== THE PROBLEM ==
Restate the entries below exactly, and keep all images out of the answer.

▬▬▬

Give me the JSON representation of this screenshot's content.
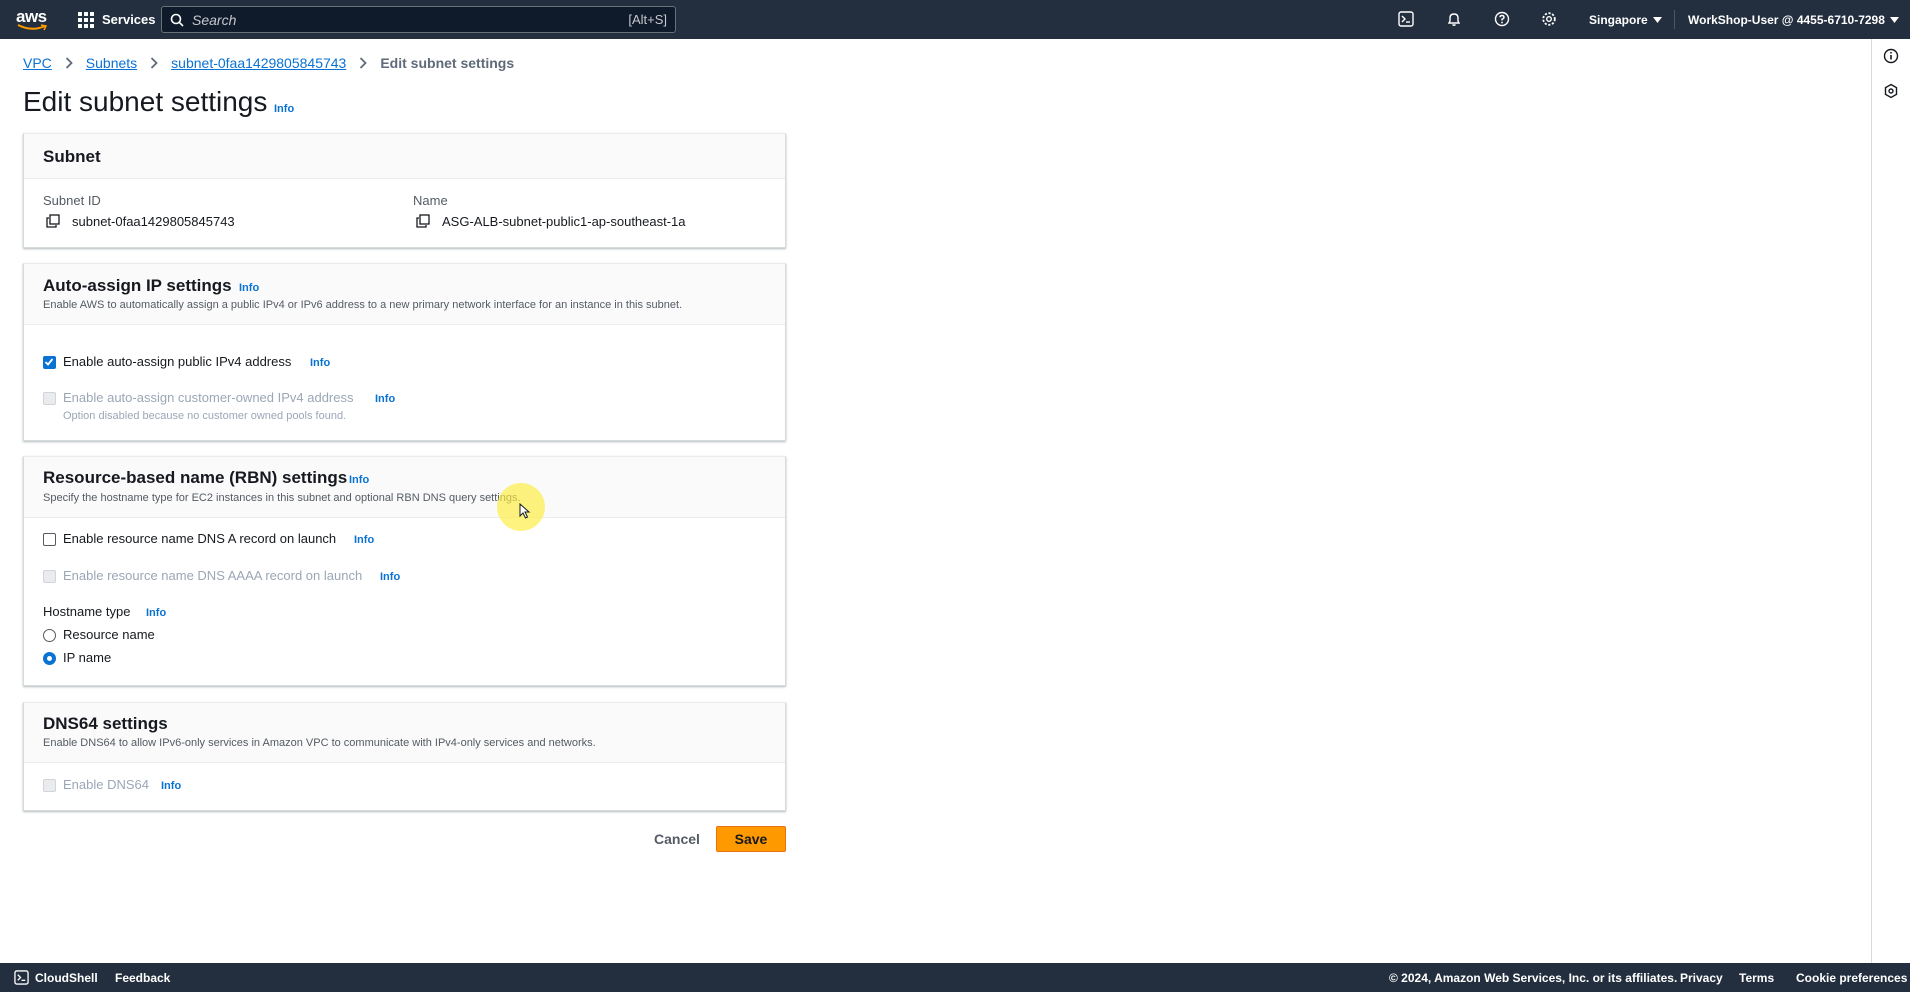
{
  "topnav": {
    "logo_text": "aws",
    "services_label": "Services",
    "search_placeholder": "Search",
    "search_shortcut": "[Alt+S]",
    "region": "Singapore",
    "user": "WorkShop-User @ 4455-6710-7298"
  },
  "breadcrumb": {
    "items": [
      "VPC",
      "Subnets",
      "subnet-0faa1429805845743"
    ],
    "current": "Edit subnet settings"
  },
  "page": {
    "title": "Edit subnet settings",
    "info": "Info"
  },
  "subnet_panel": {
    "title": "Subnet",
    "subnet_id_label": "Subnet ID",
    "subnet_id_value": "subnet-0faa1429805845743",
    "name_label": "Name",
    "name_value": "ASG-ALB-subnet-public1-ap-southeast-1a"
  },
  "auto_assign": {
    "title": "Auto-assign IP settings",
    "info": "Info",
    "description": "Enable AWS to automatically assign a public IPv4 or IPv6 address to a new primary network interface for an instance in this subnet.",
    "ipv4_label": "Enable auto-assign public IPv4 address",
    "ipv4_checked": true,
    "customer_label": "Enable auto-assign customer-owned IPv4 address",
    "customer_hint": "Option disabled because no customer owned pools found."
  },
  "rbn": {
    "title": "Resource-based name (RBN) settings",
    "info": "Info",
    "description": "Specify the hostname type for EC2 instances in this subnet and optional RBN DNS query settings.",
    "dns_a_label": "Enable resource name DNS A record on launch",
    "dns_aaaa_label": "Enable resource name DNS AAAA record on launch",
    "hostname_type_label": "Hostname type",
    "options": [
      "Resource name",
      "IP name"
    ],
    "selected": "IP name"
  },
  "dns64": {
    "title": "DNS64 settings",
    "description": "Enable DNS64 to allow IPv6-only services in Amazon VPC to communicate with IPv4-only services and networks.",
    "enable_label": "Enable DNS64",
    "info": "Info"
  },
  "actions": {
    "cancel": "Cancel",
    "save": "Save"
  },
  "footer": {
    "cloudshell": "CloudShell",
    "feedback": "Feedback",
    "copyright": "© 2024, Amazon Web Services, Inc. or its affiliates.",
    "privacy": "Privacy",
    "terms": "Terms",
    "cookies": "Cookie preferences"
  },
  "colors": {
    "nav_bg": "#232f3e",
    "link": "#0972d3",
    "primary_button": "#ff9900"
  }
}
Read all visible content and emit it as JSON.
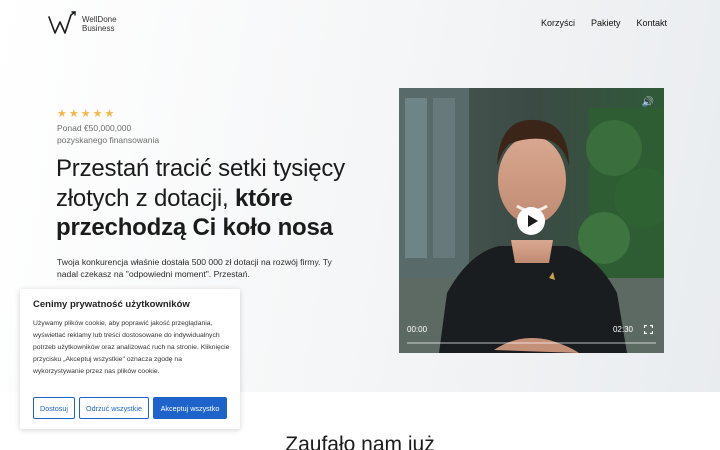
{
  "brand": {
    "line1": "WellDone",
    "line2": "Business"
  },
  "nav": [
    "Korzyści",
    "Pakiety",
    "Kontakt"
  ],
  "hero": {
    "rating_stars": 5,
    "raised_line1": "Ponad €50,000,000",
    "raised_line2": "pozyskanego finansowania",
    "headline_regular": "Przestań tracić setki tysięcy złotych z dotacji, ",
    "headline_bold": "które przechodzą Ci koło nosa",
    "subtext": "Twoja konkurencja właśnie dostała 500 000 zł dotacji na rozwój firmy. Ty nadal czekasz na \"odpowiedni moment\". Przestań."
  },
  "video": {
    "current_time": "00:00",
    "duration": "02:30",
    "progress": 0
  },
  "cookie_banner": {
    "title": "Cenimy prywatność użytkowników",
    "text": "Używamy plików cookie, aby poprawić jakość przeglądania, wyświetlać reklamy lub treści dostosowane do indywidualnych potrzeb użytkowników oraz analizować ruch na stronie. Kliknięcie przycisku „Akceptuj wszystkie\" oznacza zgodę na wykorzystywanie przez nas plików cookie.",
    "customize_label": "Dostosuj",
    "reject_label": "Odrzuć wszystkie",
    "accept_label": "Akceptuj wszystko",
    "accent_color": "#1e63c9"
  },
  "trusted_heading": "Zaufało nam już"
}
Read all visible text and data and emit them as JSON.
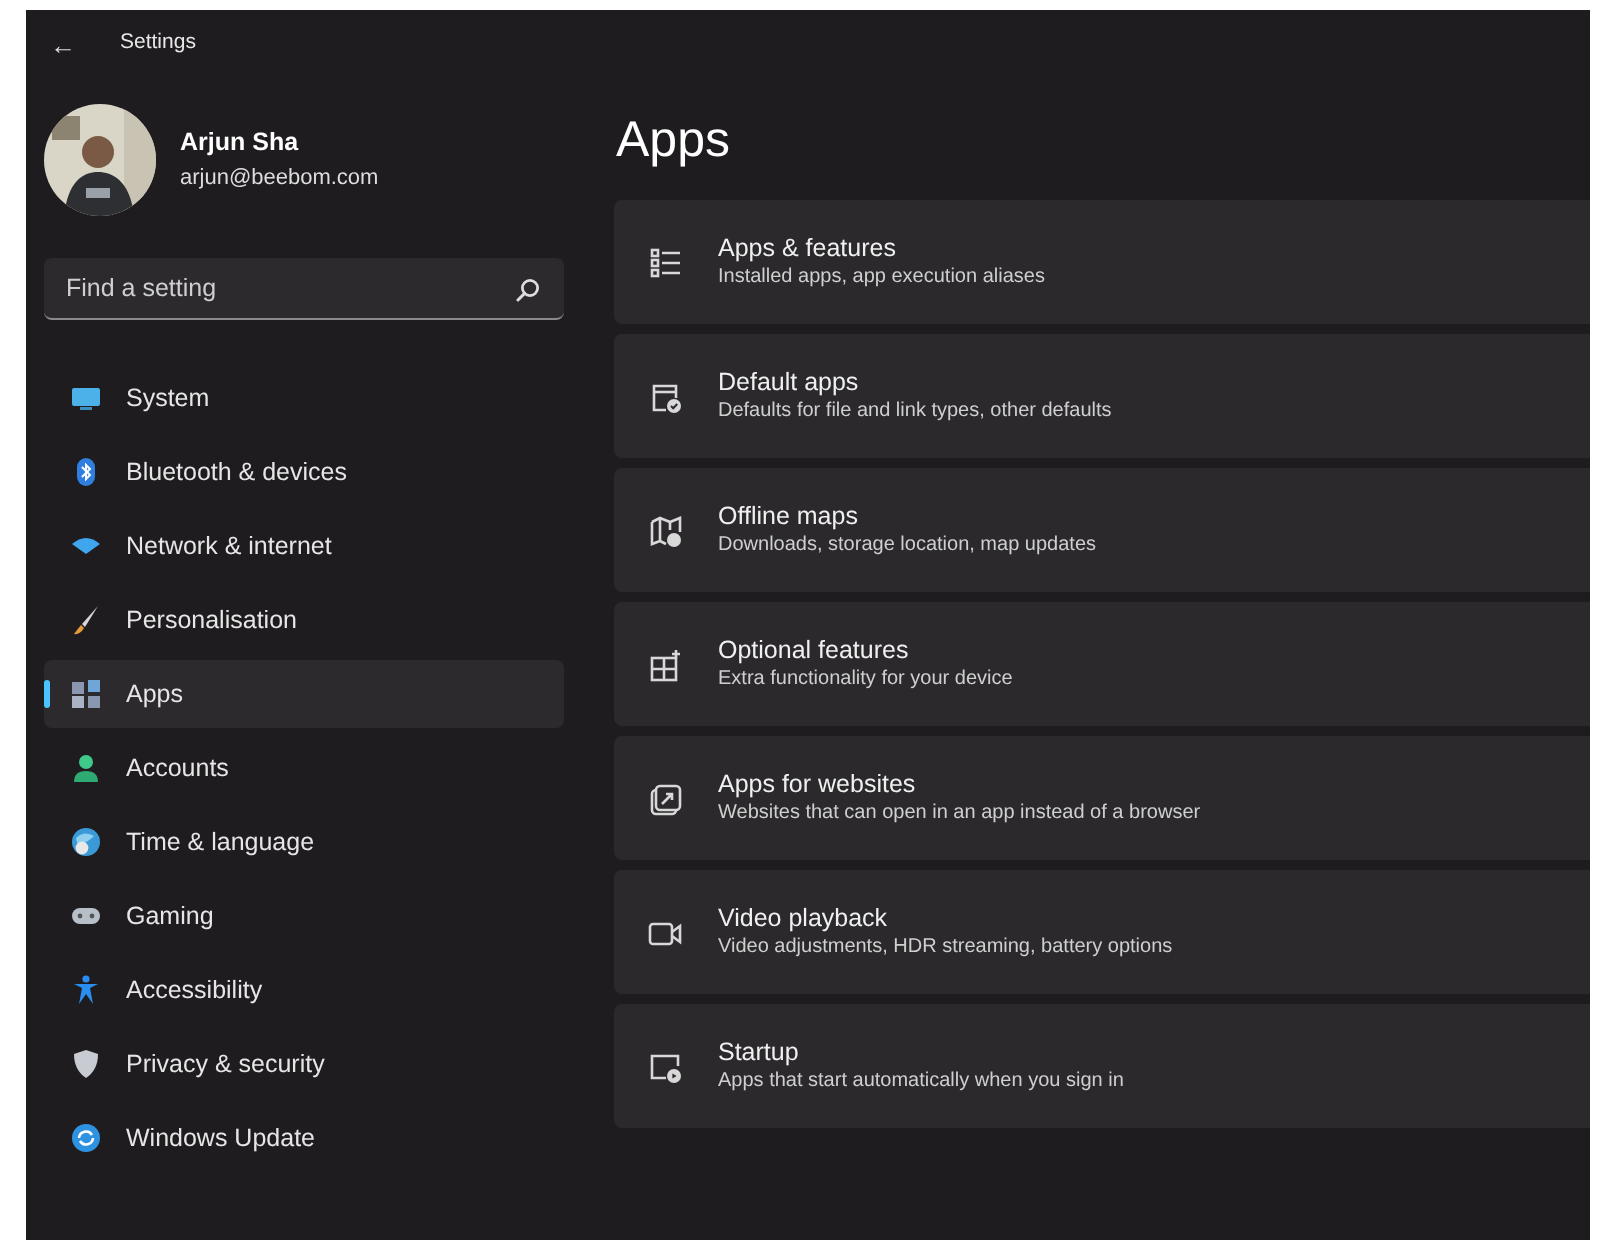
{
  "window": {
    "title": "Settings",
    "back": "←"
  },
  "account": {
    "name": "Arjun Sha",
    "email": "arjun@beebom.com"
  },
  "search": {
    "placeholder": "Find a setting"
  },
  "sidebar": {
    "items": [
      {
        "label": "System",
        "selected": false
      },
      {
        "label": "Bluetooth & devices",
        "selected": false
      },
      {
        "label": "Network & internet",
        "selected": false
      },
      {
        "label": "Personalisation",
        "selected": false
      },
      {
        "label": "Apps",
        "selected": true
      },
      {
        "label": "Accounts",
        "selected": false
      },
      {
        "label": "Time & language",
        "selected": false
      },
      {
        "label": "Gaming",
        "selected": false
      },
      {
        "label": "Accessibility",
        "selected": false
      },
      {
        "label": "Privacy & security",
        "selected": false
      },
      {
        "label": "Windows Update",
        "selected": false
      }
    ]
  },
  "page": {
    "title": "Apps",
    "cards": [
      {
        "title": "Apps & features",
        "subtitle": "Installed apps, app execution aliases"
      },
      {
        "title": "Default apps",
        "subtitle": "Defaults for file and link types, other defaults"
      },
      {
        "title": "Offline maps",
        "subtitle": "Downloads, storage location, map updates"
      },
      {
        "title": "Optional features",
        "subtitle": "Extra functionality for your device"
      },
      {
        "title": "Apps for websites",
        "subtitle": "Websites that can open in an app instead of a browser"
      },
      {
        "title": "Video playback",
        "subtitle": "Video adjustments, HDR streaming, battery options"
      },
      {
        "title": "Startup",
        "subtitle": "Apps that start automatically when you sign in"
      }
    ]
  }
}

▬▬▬

== RESULT ==
Give me the JSON representation of this screenshot's content.
{
  "topnav": {
    "logo_text": "aws",
    "services_label": "Services",
    "search_placeholder": "Search",
    "search_shortcut": "[Alt+S]",
    "region": "Singapore",
    "user": "WorkShop-User @ 4455-6710-7298"
  },
  "breadcrumb": {
    "items": [
      "VPC",
      "Subnets",
      "subnet-0faa1429805845743"
    ],
    "current": "Edit subnet settings"
  },
  "page": {
    "title": "Edit subnet settings",
    "info": "Info"
  },
  "subnet_panel": {
    "title": "Subnet",
    "subnet_id_label": "Subnet ID",
    "subnet_id_value": "subnet-0faa1429805845743",
    "name_label": "Name",
    "name_value": "ASG-ALB-subnet-public1-ap-southeast-1a"
  },
  "auto_assign": {
    "title": "Auto-assign IP settings",
    "info": "Info",
    "description": "Enable AWS to automatically assign a public IPv4 or IPv6 address to a new primary network interface for an instance in this subnet.",
    "ipv4_label": "Enable auto-assign public IPv4 address",
    "ipv4_checked": true,
    "customer_label": "Enable auto-assign customer-owned IPv4 address",
    "customer_hint": "Option disabled because no customer owned pools found."
  },
  "rbn": {
    "title": "Resource-based name (RBN) settings",
    "info": "Info",
    "description": "Specify the hostname type for EC2 instances in this subnet and optional RBN DNS query settings.",
    "dns_a_label": "Enable resource name DNS A record on launch",
    "dns_aaaa_label": "Enable resource name DNS AAAA record on launch",
    "hostname_type_label": "Hostname type",
    "options": [
      "Resource name",
      "IP name"
    ],
    "selected": "IP name"
  },
  "dns64": {
    "title": "DNS64 settings",
    "description": "Enable DNS64 to allow IPv6-only services in Amazon VPC to communicate with IPv4-only services and networks.",
    "enable_label": "Enable DNS64",
    "info": "Info"
  },
  "actions": {
    "cancel": "Cancel",
    "save": "Save"
  },
  "footer": {
    "cloudshell": "CloudShell",
    "feedback": "Feedback",
    "copyright": "© 2024, Amazon Web Services, Inc. or its affiliates.",
    "privacy": "Privacy",
    "terms": "Terms",
    "cookies": "Cookie preferences"
  },
  "colors": {
    "nav_bg": "#232f3e",
    "link": "#0972d3",
    "primary_button": "#ff9900"
  }
}
Read all visible content and emit it as JSON.
{
  "brand": {
    "line1": "WellDone",
    "line2": "Business"
  },
  "nav": [
    "Korzyści",
    "Pakiety",
    "Kontakt"
  ],
  "hero": {
    "rating_stars": 5,
    "raised_line1": "Ponad €50,000,000",
    "raised_line2": "pozyskanego finansowania",
    "headline_regular": "Przestań tracić setki tysięcy złotych z dotacji, ",
    "headline_bold": "które przechodzą Ci koło nosa",
    "subtext": "Twoja konkurencja właśnie dostała 500 000 zł dotacji na rozwój firmy. Ty nadal czekasz na \"odpowiedni moment\". Przestań."
  },
  "video": {
    "current_time": "00:00",
    "duration": "02:30",
    "progress": 0
  },
  "cookie_banner": {
    "title": "Cenimy prywatność użytkowników",
    "text": "Używamy plików cookie, aby poprawić jakość przeglądania, wyświetlać reklamy lub treści dostosowane do indywidualnych potrzeb użytkowników oraz analizować ruch na stronie. Kliknięcie przycisku „Akceptuj wszystkie\" oznacza zgodę na wykorzystywanie przez nas plików cookie.",
    "customize_label": "Dostosuj",
    "reject_label": "Odrzuć wszystkie",
    "accept_label": "Akceptuj wszystko",
    "accent_color": "#1e63c9"
  },
  "trusted_heading": "Zaufało nam już"
}
Read all visible text and data and emit them as JSON.
{
  "window": {
    "title": "Settings",
    "back": "←"
  },
  "account": {
    "name": "Arjun Sha",
    "email": "arjun@beebom.com"
  },
  "search": {
    "placeholder": "Find a setting"
  },
  "sidebar": {
    "items": [
      {
        "label": "System",
        "selected": false
      },
      {
        "label": "Bluetooth & devices",
        "selected": false
      },
      {
        "label": "Network & internet",
        "selected": false
      },
      {
        "label": "Personalisation",
        "selected": false
      },
      {
        "label": "Apps",
        "selected": true
      },
      {
        "label": "Accounts",
        "selected": false
      },
      {
        "label": "Time & language",
        "selected": false
      },
      {
        "label": "Gaming",
        "selected": false
      },
      {
        "label": "Accessibility",
        "selected": false
      },
      {
        "label": "Privacy & security",
        "selected": false
      },
      {
        "label": "Windows Update",
        "selected": false
      }
    ]
  },
  "page": {
    "title": "Apps",
    "cards": [
      {
        "title": "Apps & features",
        "subtitle": "Installed apps, app execution aliases"
      },
      {
        "title": "Default apps",
        "subtitle": "Defaults for file and link types, other defaults"
      },
      {
        "title": "Offline maps",
        "subtitle": "Downloads, storage location, map updates"
      },
      {
        "title": "Optional features",
        "subtitle": "Extra functionality for your device"
      },
      {
        "title": "Apps for websites",
        "subtitle": "Websites that can open in an app instead of a browser"
      },
      {
        "title": "Video playback",
        "subtitle": "Video adjustments, HDR streaming, battery options"
      },
      {
        "title": "Startup",
        "subtitle": "Apps that start automatically when you sign in"
      }
    ]
  }
}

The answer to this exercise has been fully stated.